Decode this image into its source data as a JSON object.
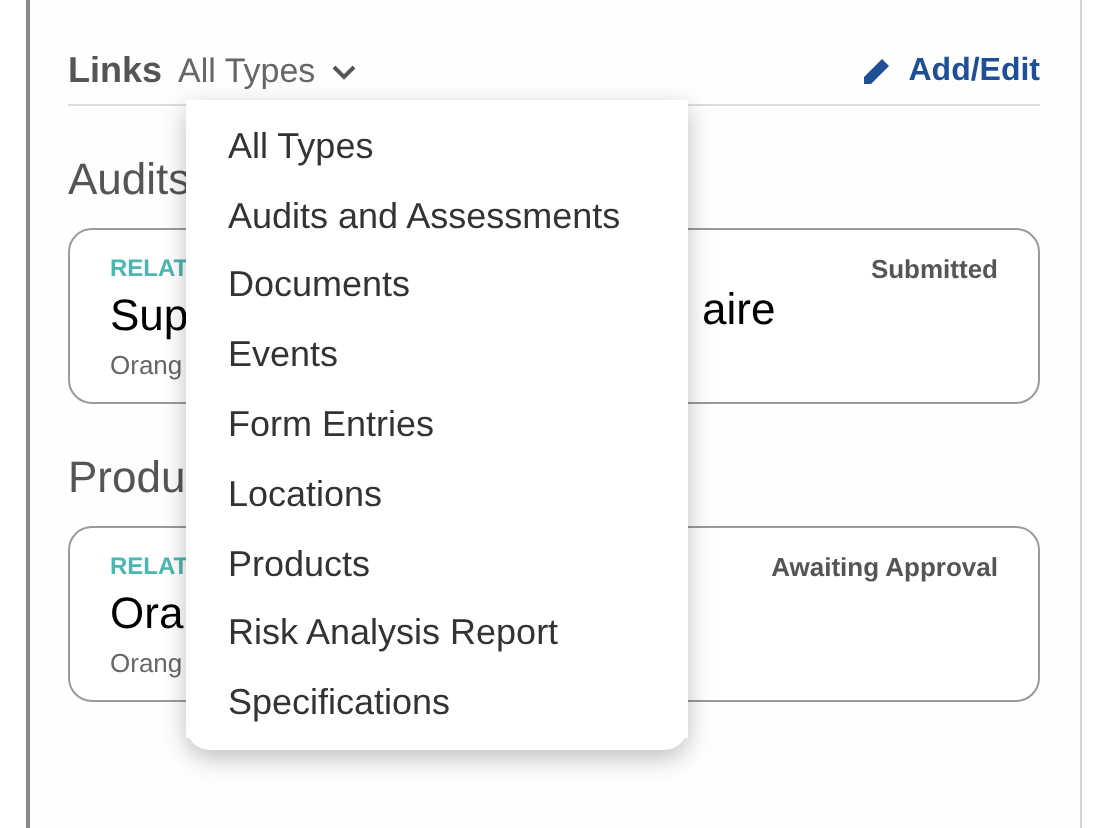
{
  "links_header": {
    "title": "Links",
    "filter": "All Types",
    "action": "Add/Edit"
  },
  "sections": [
    {
      "heading": "Audits",
      "card": {
        "tag": "RELAT",
        "status": "Submitted",
        "title_left": "Sup",
        "title_right": "aire",
        "subtitle": "Orang"
      }
    },
    {
      "heading": "Produ",
      "card": {
        "tag": "RELAT",
        "status": "Awaiting Approval",
        "title_left": "Ora",
        "subtitle": "Orang"
      }
    }
  ],
  "dropdown": {
    "items": [
      {
        "label": "All Types",
        "selected": false
      },
      {
        "label": "Audits and Assessments",
        "selected": false
      },
      {
        "label": "Documents",
        "selected": false
      },
      {
        "label": "Events",
        "selected": false
      },
      {
        "label": "Form Entries",
        "selected": false
      },
      {
        "label": "Locations",
        "selected": false
      },
      {
        "label": "Products",
        "selected": false
      },
      {
        "label": "Risk Analysis Report",
        "selected": false
      },
      {
        "label": "Specifications",
        "selected": false
      }
    ]
  }
}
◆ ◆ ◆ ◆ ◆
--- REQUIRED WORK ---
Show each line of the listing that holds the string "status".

--- ANSWER TO THIS EXERCISE ---
        "status": "Submitted",
        "status": "Awaiting Approval",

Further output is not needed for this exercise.